**WHAT TO DO:** Where the word "expr" appears in a line below, copy the whole line.

**Component data from apps and pages:**

#####

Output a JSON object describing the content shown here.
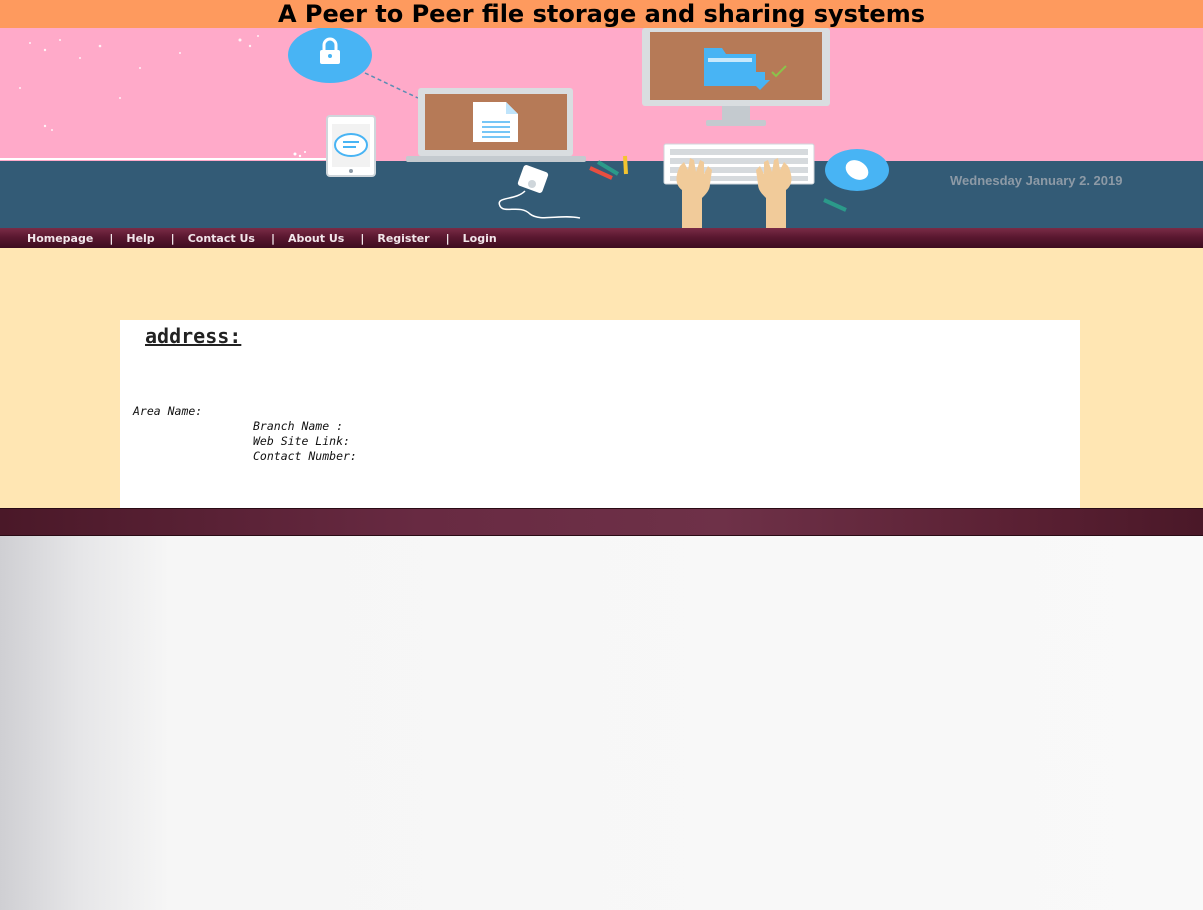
{
  "page": {
    "title": "A Peer to Peer file storage and sharing systems"
  },
  "banner": {
    "date": "Wednesday January 2. 2019"
  },
  "nav": {
    "items": [
      {
        "label": "Homepage"
      },
      {
        "label": "Help"
      },
      {
        "label": "Contact Us"
      },
      {
        "label": "About Us"
      },
      {
        "label": "Register"
      },
      {
        "label": "Login"
      }
    ],
    "separator": "|"
  },
  "address": {
    "heading": "address:",
    "area_name_label": "Area Name:",
    "branch_name_label": "Branch Name :",
    "web_site_link_label": "Web Site Link:",
    "contact_number_label": "Contact Number:"
  },
  "colors": {
    "title_bar": "#fe9a5e",
    "banner_sky": "#ffaac9",
    "banner_desk": "#335b76",
    "nav_bar": "#5a1830",
    "content_bg": "#ffe6b3",
    "footer_bar": "#682a42"
  }
}
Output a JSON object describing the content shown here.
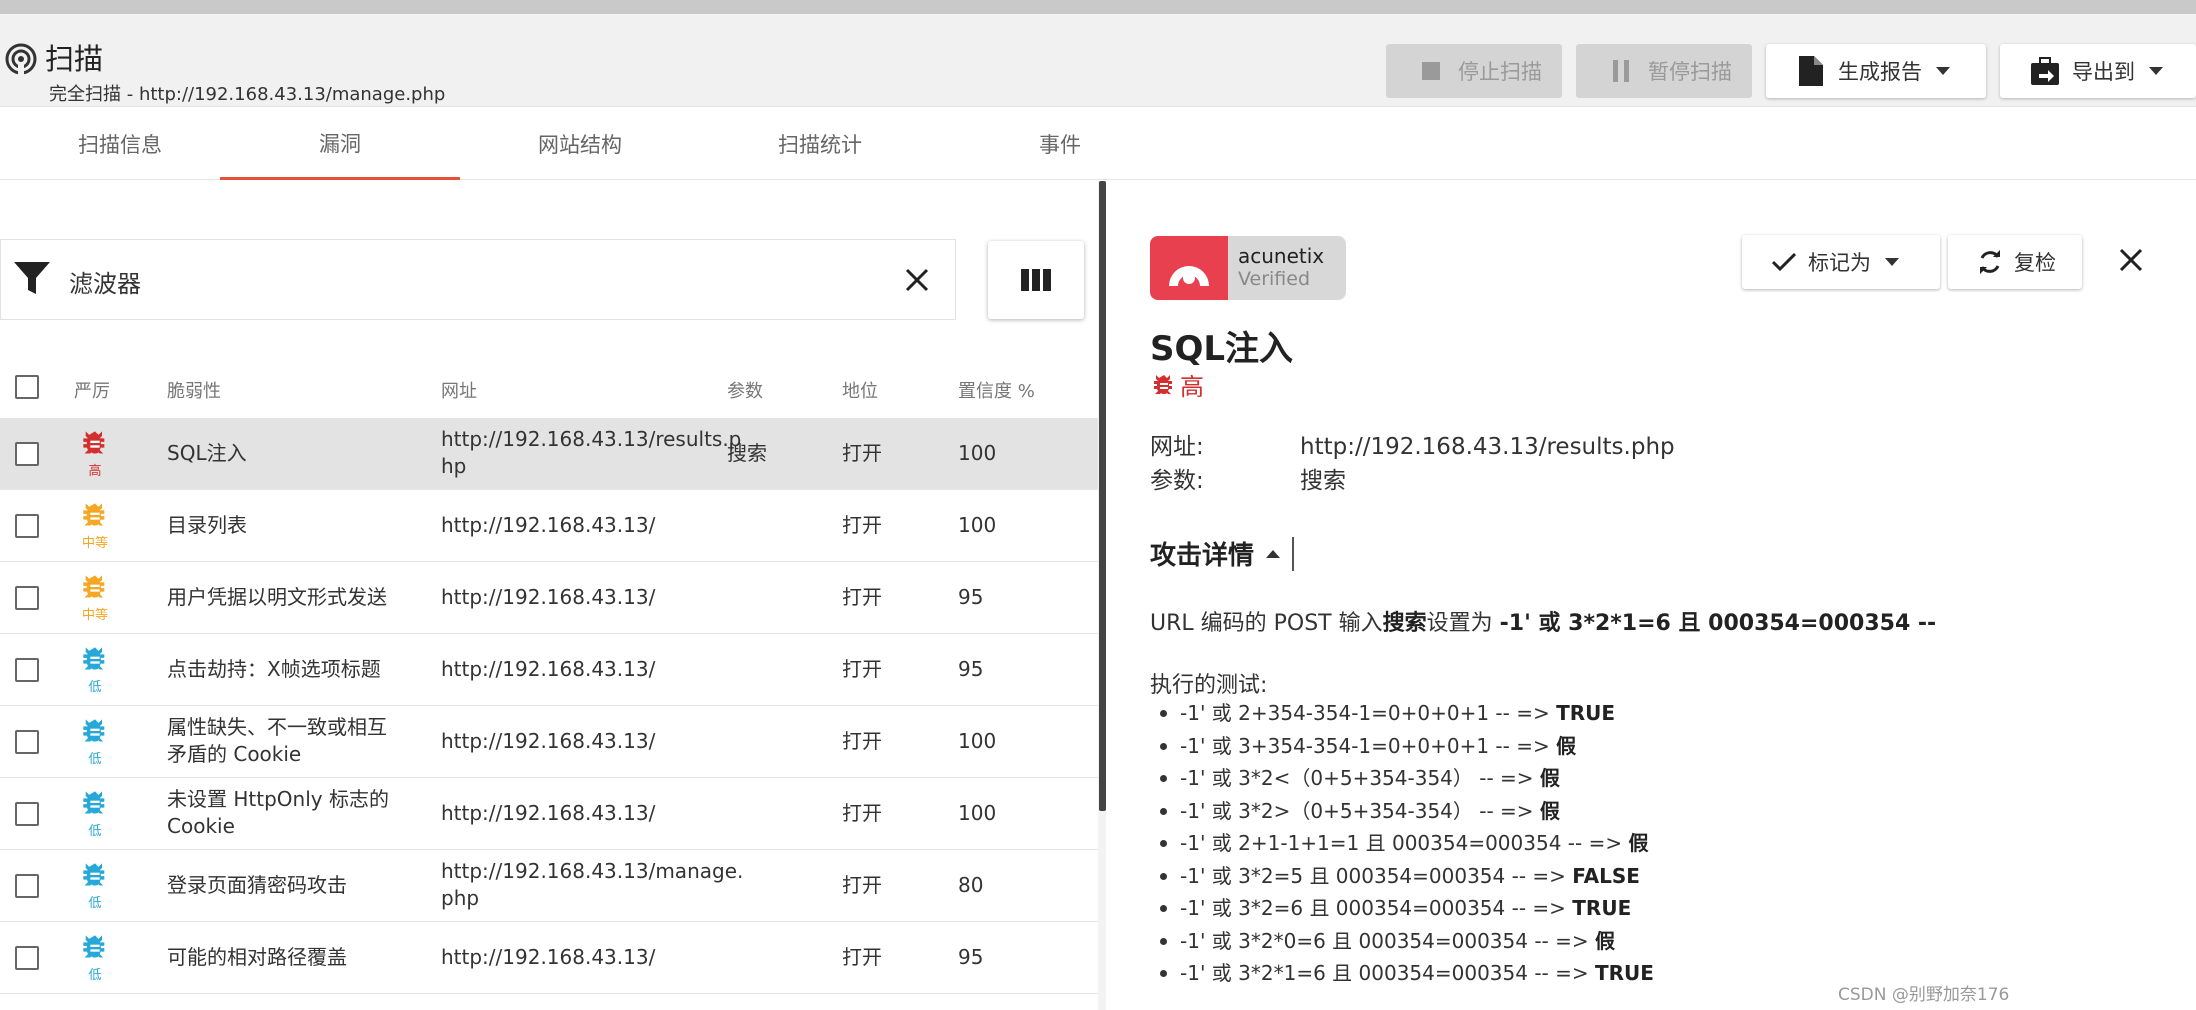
{
  "header": {
    "title": "扫描",
    "subtitle": "完全扫描 - http://192.168.43.13/manage.php",
    "buttons": {
      "stop": "停止扫描",
      "pause": "暂停扫描",
      "report": "生成报告",
      "export": "导出到"
    }
  },
  "tabs": [
    "扫描信息",
    "漏洞",
    "网站结构",
    "扫描统计",
    "事件"
  ],
  "active_tab": "漏洞",
  "filter": {
    "label": "滤波器"
  },
  "table": {
    "columns": [
      "严厉",
      "脆弱性",
      "网址",
      "参数",
      "地位",
      "置信度 %"
    ],
    "rows": [
      {
        "severity": "高",
        "severity_color": "#d32f2f",
        "vuln_l1": "SQL注入",
        "vuln_l2": "",
        "url_l1": "http://192.168.43.13/results.p",
        "url_l2": "hp",
        "param": "搜索",
        "status": "打开",
        "confidence": "100"
      },
      {
        "severity": "中等",
        "severity_color": "#f5a623",
        "vuln_l1": "目录列表",
        "vuln_l2": "",
        "url_l1": "http://192.168.43.13/",
        "url_l2": "",
        "param": "",
        "status": "打开",
        "confidence": "100"
      },
      {
        "severity": "中等",
        "severity_color": "#f5a623",
        "vuln_l1": "用户凭据以明文形式发送",
        "vuln_l2": "",
        "url_l1": "http://192.168.43.13/",
        "url_l2": "",
        "param": "",
        "status": "打开",
        "confidence": "95"
      },
      {
        "severity": "低",
        "severity_color": "#26a9d8",
        "vuln_l1": "点击劫持：X帧选项标题",
        "vuln_l2": "",
        "url_l1": "http://192.168.43.13/",
        "url_l2": "",
        "param": "",
        "status": "打开",
        "confidence": "95"
      },
      {
        "severity": "低",
        "severity_color": "#26a9d8",
        "vuln_l1": "属性缺失、不一致或相互",
        "vuln_l2": "矛盾的 Cookie",
        "url_l1": "http://192.168.43.13/",
        "url_l2": "",
        "param": "",
        "status": "打开",
        "confidence": "100"
      },
      {
        "severity": "低",
        "severity_color": "#26a9d8",
        "vuln_l1": "未设置 HttpOnly 标志的",
        "vuln_l2": "Cookie",
        "url_l1": "http://192.168.43.13/",
        "url_l2": "",
        "param": "",
        "status": "打开",
        "confidence": "100"
      },
      {
        "severity": "低",
        "severity_color": "#26a9d8",
        "vuln_l1": "登录页面猜密码攻击",
        "vuln_l2": "",
        "url_l1": "http://192.168.43.13/manage.",
        "url_l2": "php",
        "param": "",
        "status": "打开",
        "confidence": "80"
      },
      {
        "severity": "低",
        "severity_color": "#26a9d8",
        "vuln_l1": "可能的相对路径覆盖",
        "vuln_l2": "",
        "url_l1": "http://192.168.43.13/",
        "url_l2": "",
        "param": "",
        "status": "打开",
        "confidence": "95"
      }
    ]
  },
  "detail": {
    "logo": {
      "brand": "acunetix",
      "verified": "Verified"
    },
    "mark_button": "标记为",
    "recheck_button": "复检",
    "title": "SQL注入",
    "severity": "高",
    "url_label": "网址:",
    "url_value": "http://192.168.43.13/results.php",
    "param_label": "参数:",
    "param_value": "搜索",
    "attack_section": "攻击详情",
    "attack_pre": "URL 编码的 POST 输入",
    "attack_field": "搜索",
    "attack_mid": "设置为",
    "attack_payload": "-1' 或 3*2*1=6 且 000354=000354 --",
    "tests_title": "执行的测试:",
    "tests": [
      {
        "expr": "-1' 或 2+354-354-1=0+0+0+1 -- => ",
        "result": "TRUE"
      },
      {
        "expr": "-1' 或 3+354-354-1=0+0+0+1 -- => ",
        "result": "假"
      },
      {
        "expr": "-1' 或 3*2<（0+5+354-354） -- => ",
        "result": "假"
      },
      {
        "expr": "-1' 或 3*2>（0+5+354-354） -- => ",
        "result": "假"
      },
      {
        "expr": "-1' 或 2+1-1+1=1 且 000354=000354 -- => ",
        "result": "假"
      },
      {
        "expr": "-1' 或 3*2=5 且 000354=000354 -- => ",
        "result": "FALSE"
      },
      {
        "expr": "-1' 或 3*2=6 且 000354=000354 -- => ",
        "result": "TRUE"
      },
      {
        "expr": "-1' 或 3*2*0=6 且 000354=000354 -- => ",
        "result": "假"
      },
      {
        "expr": "-1' 或 3*2*1=6 且 000354=000354 -- => ",
        "result": "TRUE"
      }
    ]
  },
  "watermark": "CSDN @别野加奈176"
}
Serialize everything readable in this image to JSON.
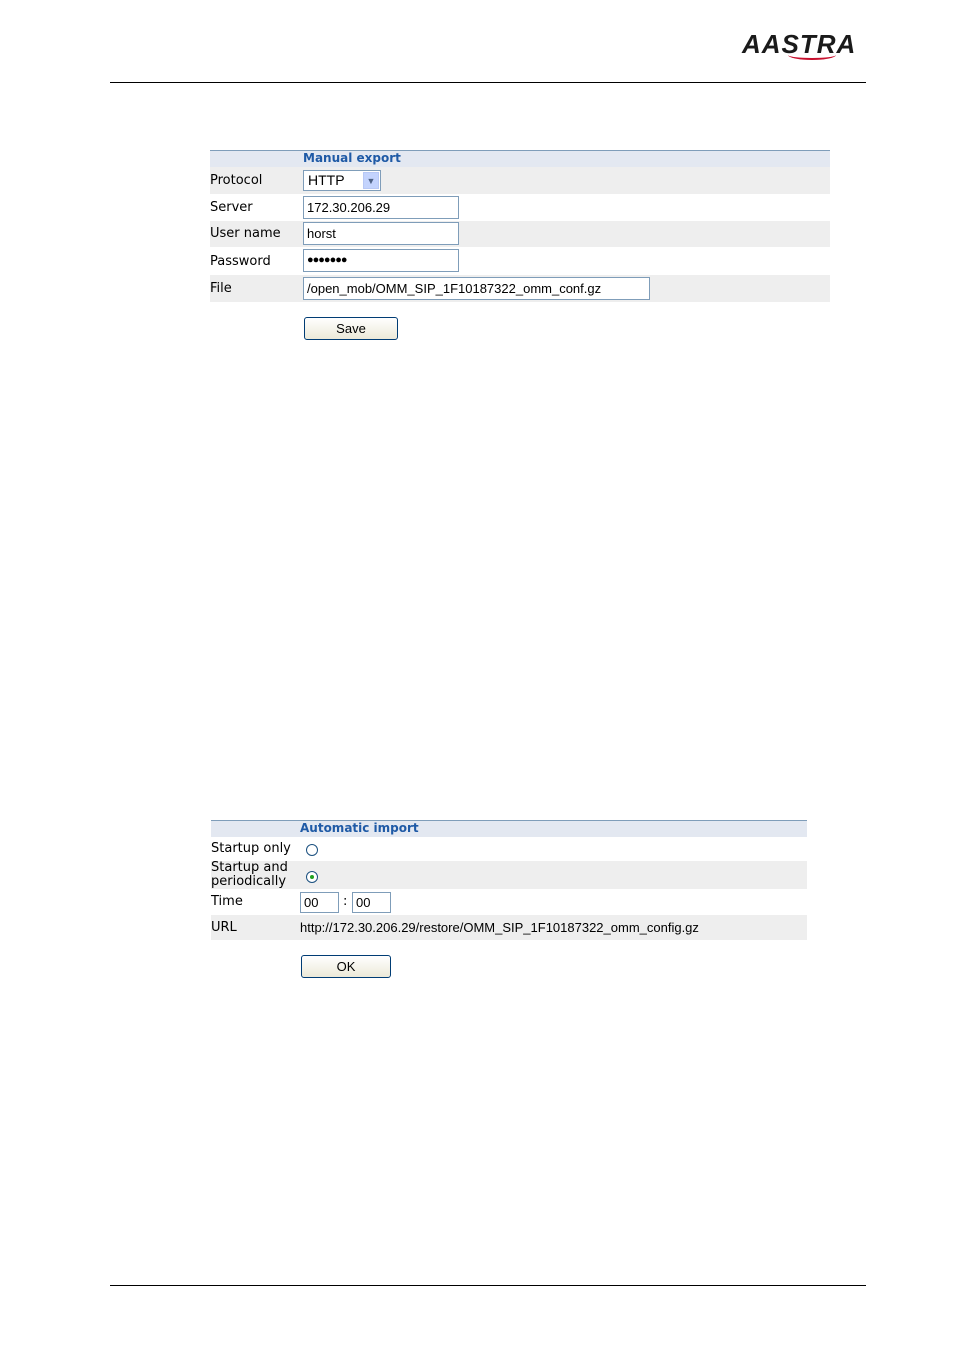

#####

**ANSWER TO THIS PROBLEM:**
        "expr": "-1' 或 2+354-354-1=0+0+0+1 -- => ",
        "expr": "-1' 或 3+354-354-1=0+0+0+1 -- => ",
        "expr": "-1' 或 3*2<（0+5+354-354） -- => ",
        "expr": "-1' 或 3*2>（0+5+354-354） -- => ",
        "expr": "-1' 或 2+1-1+1=1 且 000354=000354 -- => ",
        "expr": "-1' 或 3*2=5 且 000354=000354 -- => ",
        "expr": "-1' 或 3*2=6 且 000354=000354 -- => ",
        "expr": "-1' 或 3*2*0=6 且 000354=000354 -- => ",
        "expr": "-1' 或 3*2*1=6 且 000354=000354 -- => ",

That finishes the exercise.